"Macri's launch of ambitious tax and pension reforms immediately following his party's mid-term electoral victory in October 22 underscores his commitment to shore up GDP growth and reduce the country's significant fiscal deficit and inflation," María Luisa Cánovas, a partner at global law firm Jones Day, told BNamericas.

The last major piece of draft legislation to be approved was the tax reform bill. The bill was introduced as part of wider efforts to strengthen the economy and tackle poverty.

Hernán Kogan, a tax analyst at Dutch consultancy TMF Group's Argentina office, told BNamericas: "This reform reduces some of the distorting taxes, taxes the financial income obtained by individuals and modifies the excise duties scheme on specific items. It also reduces the costs of employers by stating a minimum deductible amount for the calculation of the social security contributions, which will be increased gradually during the next five years.

"Among other changes, it also reduces the corporate income tax rate to 25% (the one in force is 35%), except if there is a distribution of profits or dividends, it states an advance reimbursement scheme of VAT credits for long term investments, and makes changes on the tax system applicable to real estate transactions made by individuals."

It also address the issue of tax system complexity. Last year treasury minister Nicolás Dujovne said the system was 'Kafkaesque.'

Kogan said: "As noted in TMF Group's first Financial Complexity Index (FCI 2017), Argentina is one of the most complex jurisdictions in the world for tax and accounting compliance.

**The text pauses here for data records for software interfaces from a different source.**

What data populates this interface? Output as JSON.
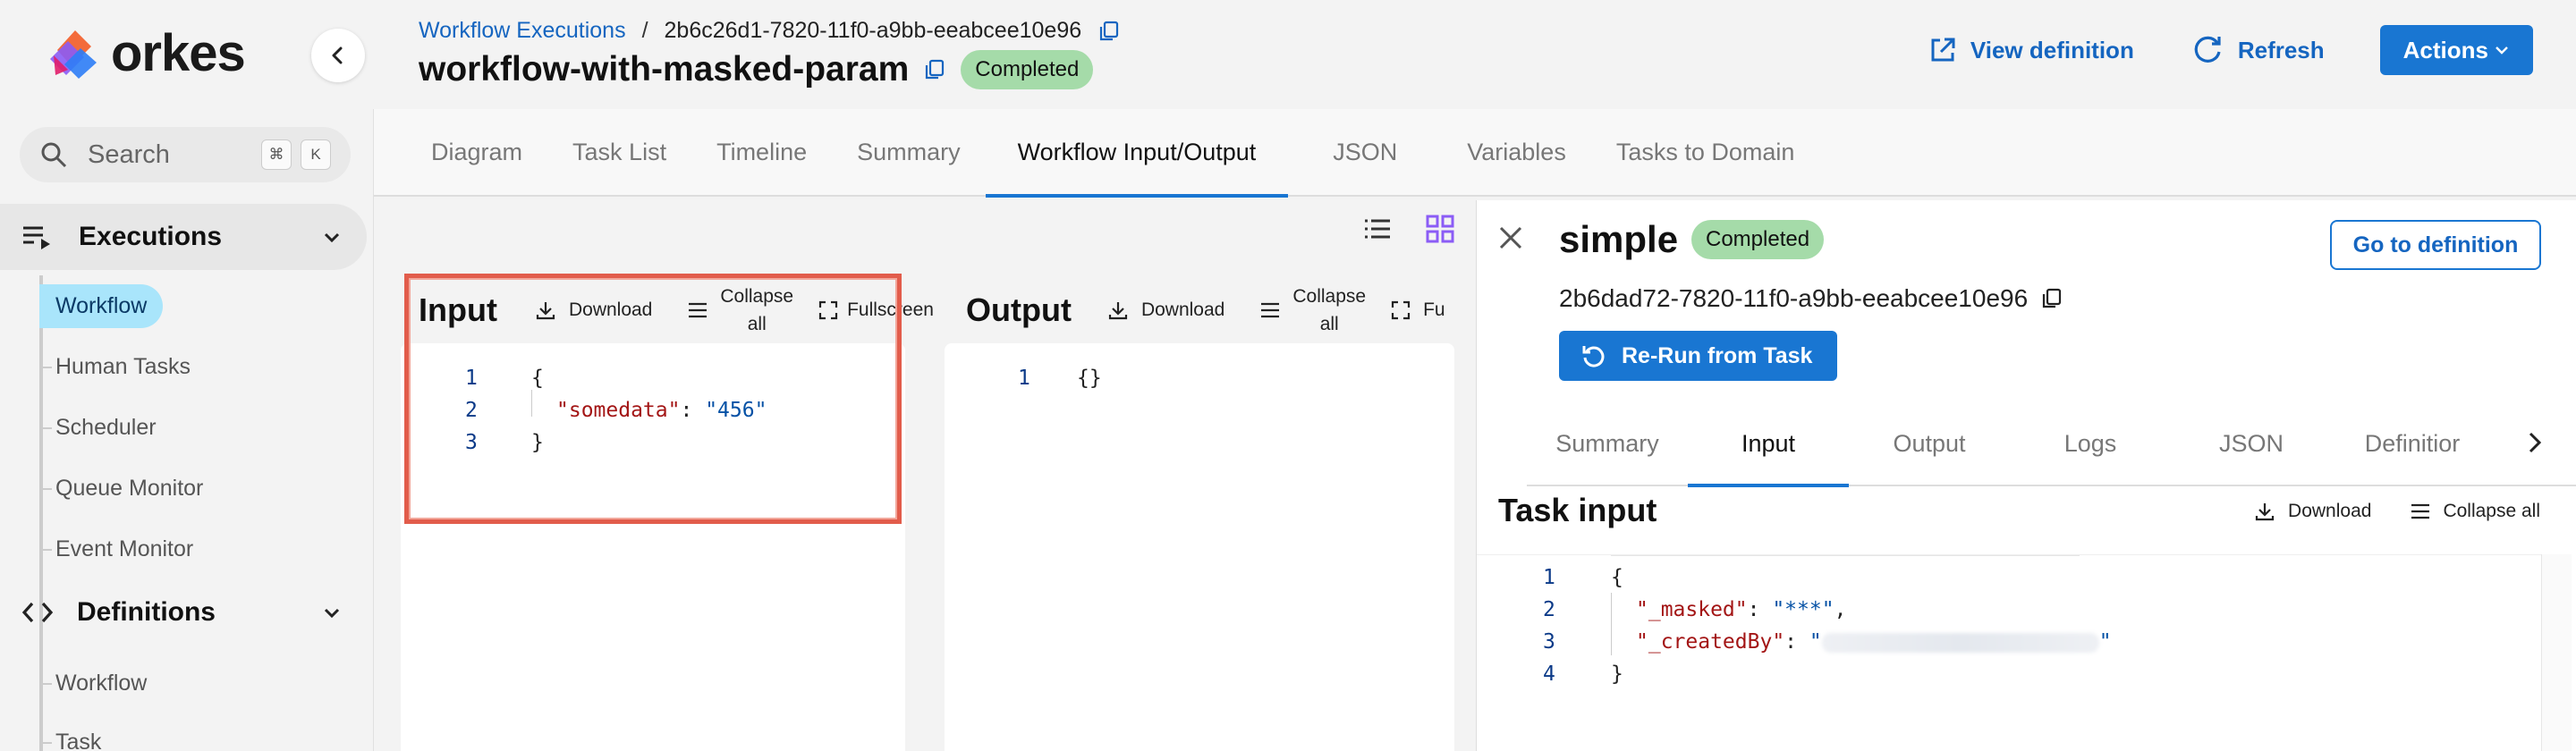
{
  "brand": {
    "name": "orkes"
  },
  "header": {
    "breadcrumb_link": "Workflow Executions",
    "breadcrumb_sep": "/",
    "workflow_id": "2b6c26d1-7820-11f0-a9bb-eeabcee10e96",
    "title": "workflow-with-masked-param",
    "status": "Completed",
    "view_definition": "View definition",
    "refresh": "Refresh",
    "actions": "Actions"
  },
  "sidebar": {
    "search_placeholder": "Search",
    "kbd_cmd": "⌘",
    "kbd_k": "K",
    "executions_label": "Executions",
    "executions_items": [
      "Workflow",
      "Human Tasks",
      "Scheduler",
      "Queue Monitor",
      "Event Monitor"
    ],
    "definitions_label": "Definitions",
    "definitions_items": [
      "Workflow",
      "Task"
    ]
  },
  "tabs": [
    "Diagram",
    "Task List",
    "Timeline",
    "Summary",
    "Workflow Input/Output",
    "JSON",
    "Variables",
    "Tasks to Domain"
  ],
  "input_pane": {
    "title": "Input",
    "download": "Download",
    "collapse_1": "Collapse",
    "collapse_2": "all",
    "fullscreen": "Fullscreen",
    "lines": {
      "n1": "1",
      "n2": "2",
      "n3": "3",
      "open": "{",
      "key": "\"somedata\"",
      "colon": ": ",
      "value": "\"456\"",
      "close": "}"
    }
  },
  "output_pane": {
    "title": "Output",
    "download": "Download",
    "collapse_1": "Collapse",
    "collapse_2": "all",
    "fullscreen": "Fu",
    "lines": {
      "n1": "1",
      "body": "{}"
    }
  },
  "drawer": {
    "task_name": "simple",
    "status": "Completed",
    "goto": "Go to definition",
    "task_id": "2b6dad72-7820-11f0-a9bb-eeabcee10e96",
    "rerun": "Re-Run from Task",
    "tabs": [
      "Summary",
      "Input",
      "Output",
      "Logs",
      "JSON",
      "Definitior"
    ],
    "section_title": "Task input",
    "download": "Download",
    "collapse": "Collapse all",
    "lines": {
      "n1": "1",
      "n2": "2",
      "n3": "3",
      "n4": "4",
      "open": "{",
      "key1": "\"_masked\"",
      "val1": "\"***\"",
      "key2": "\"_createdBy\"",
      "q": "\"",
      "close": "}"
    }
  },
  "colors": {
    "accent": "#1976d2",
    "status_green": "#a5dba9",
    "highlight": "#e25c4b",
    "active_nav": "#a9e5fb"
  }
}
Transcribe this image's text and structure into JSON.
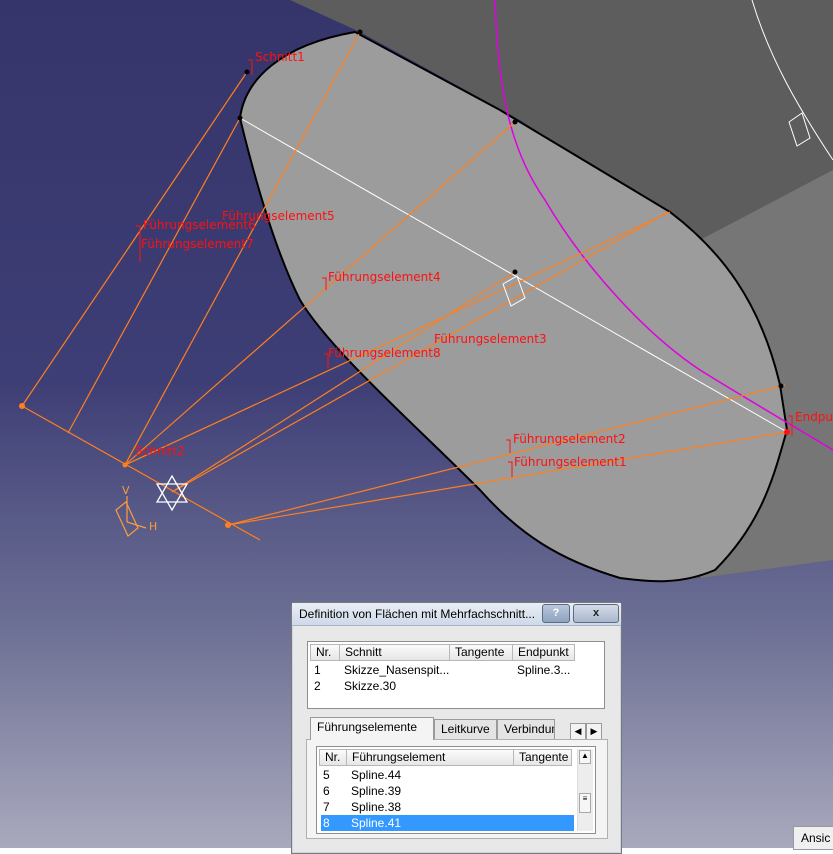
{
  "viewport": {
    "labels": {
      "schnitt1": "Schnitt1",
      "schnitt2": "Schnitt2",
      "fe1": "Führungselement1",
      "fe2": "Führungselement2",
      "fe3": "Führungselement3",
      "fe4": "Führungselement4",
      "fe5": "Führungselement5",
      "fe6": "Führungselement6",
      "fe7": "Führungselement7",
      "fe8": "Führungselement8",
      "endpunkt": "Endpu",
      "axis_v": "V",
      "axis_h": "H"
    },
    "colors": {
      "background_top": "#35356b",
      "surface": "#999999",
      "guide_lines": "#ff7f1e",
      "labels": "#ff1010",
      "spine": "#e000e0"
    }
  },
  "dialog": {
    "title": "Definition von Flächen mit Mehrfachschnitt...",
    "help_label": "?",
    "close_label": "x",
    "sections_table": {
      "columns": [
        "Nr.",
        "Schnitt",
        "Tangente",
        "Endpunkt"
      ],
      "rows": [
        {
          "nr": "1",
          "schnitt": "Skizze_Nasenspit...",
          "tangente": "",
          "endpunkt": "Spline.3..."
        },
        {
          "nr": "2",
          "schnitt": "Skizze.30",
          "tangente": "",
          "endpunkt": ""
        }
      ]
    },
    "tabs": [
      "Führungselemente",
      "Leitkurve",
      "Verbindun"
    ],
    "active_tab": "Führungselemente",
    "guides_table": {
      "columns": [
        "Nr.",
        "Führungselement",
        "Tangente"
      ],
      "rows": [
        {
          "nr": "5",
          "element": "Spline.44",
          "tangente": ""
        },
        {
          "nr": "6",
          "element": "Spline.39",
          "tangente": ""
        },
        {
          "nr": "7",
          "element": "Spline.38",
          "tangente": ""
        },
        {
          "nr": "8",
          "element": "Spline.41",
          "tangente": "",
          "selected": true
        }
      ]
    }
  },
  "status_button": "Ansic"
}
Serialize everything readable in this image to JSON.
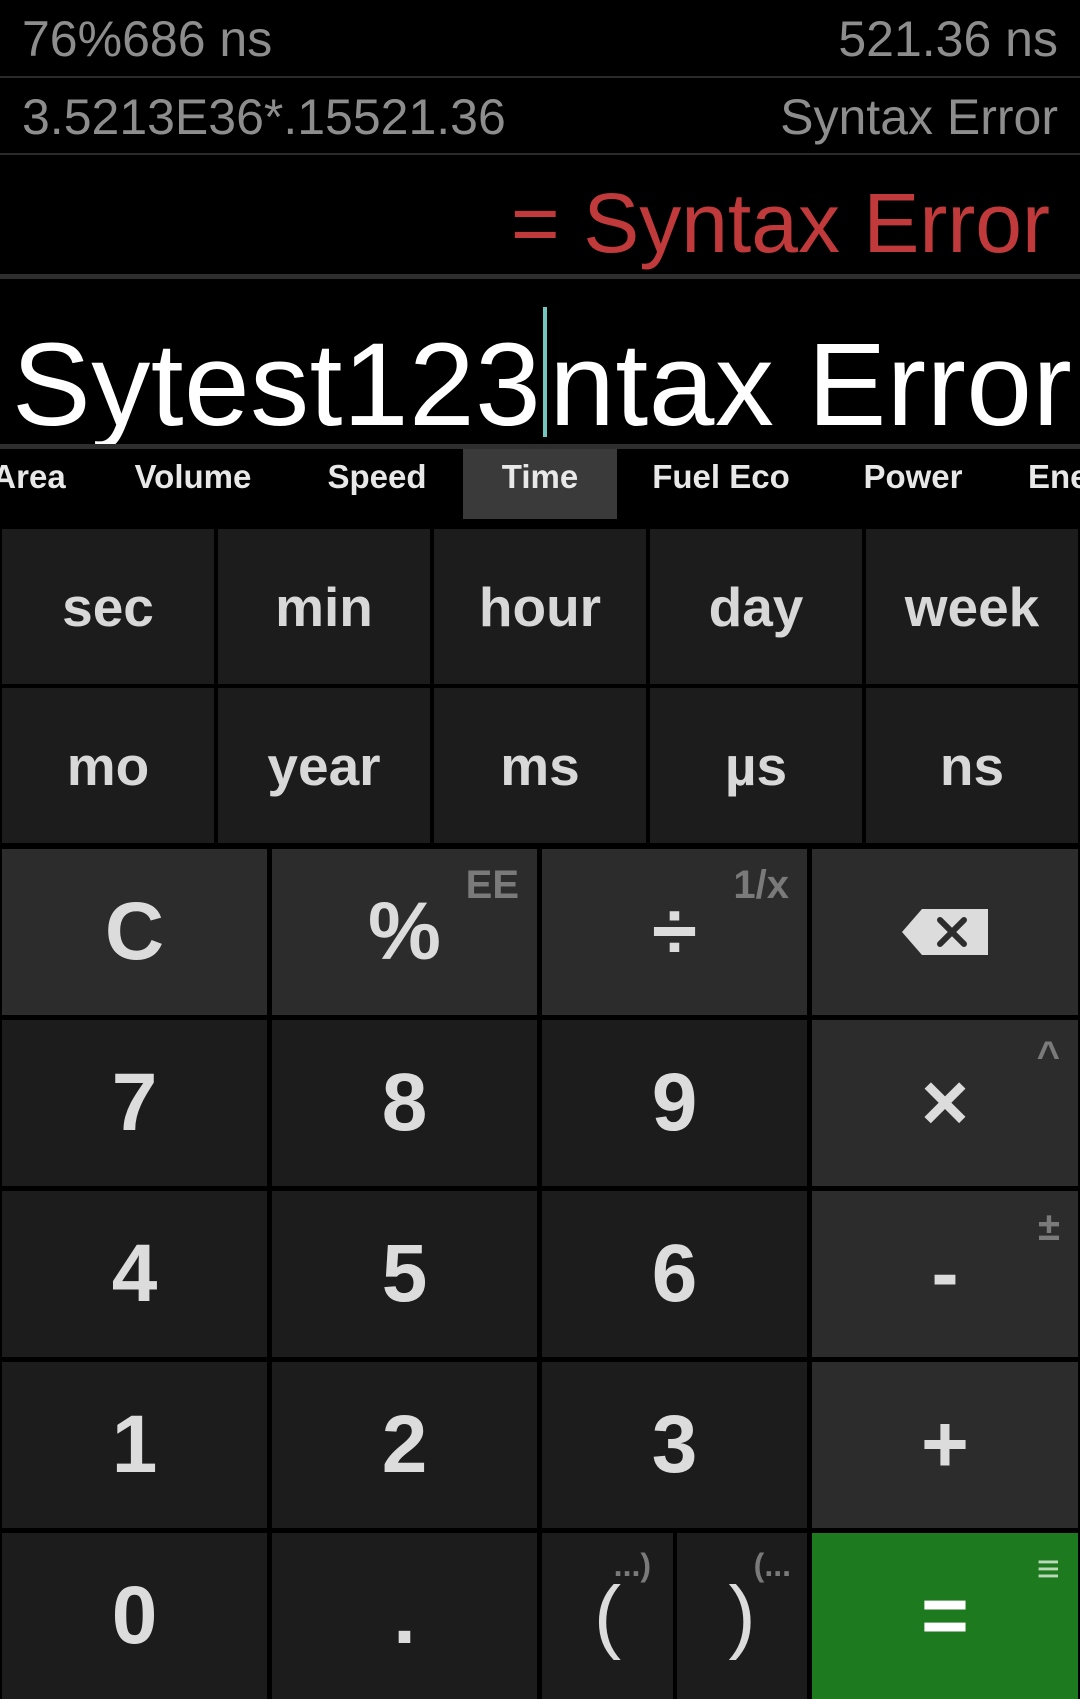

This tax reform is aligned with the efforts that Macri's administration is carrying out to revert such situation and position Argentina as a more competitive country for attracting business and foreign investments."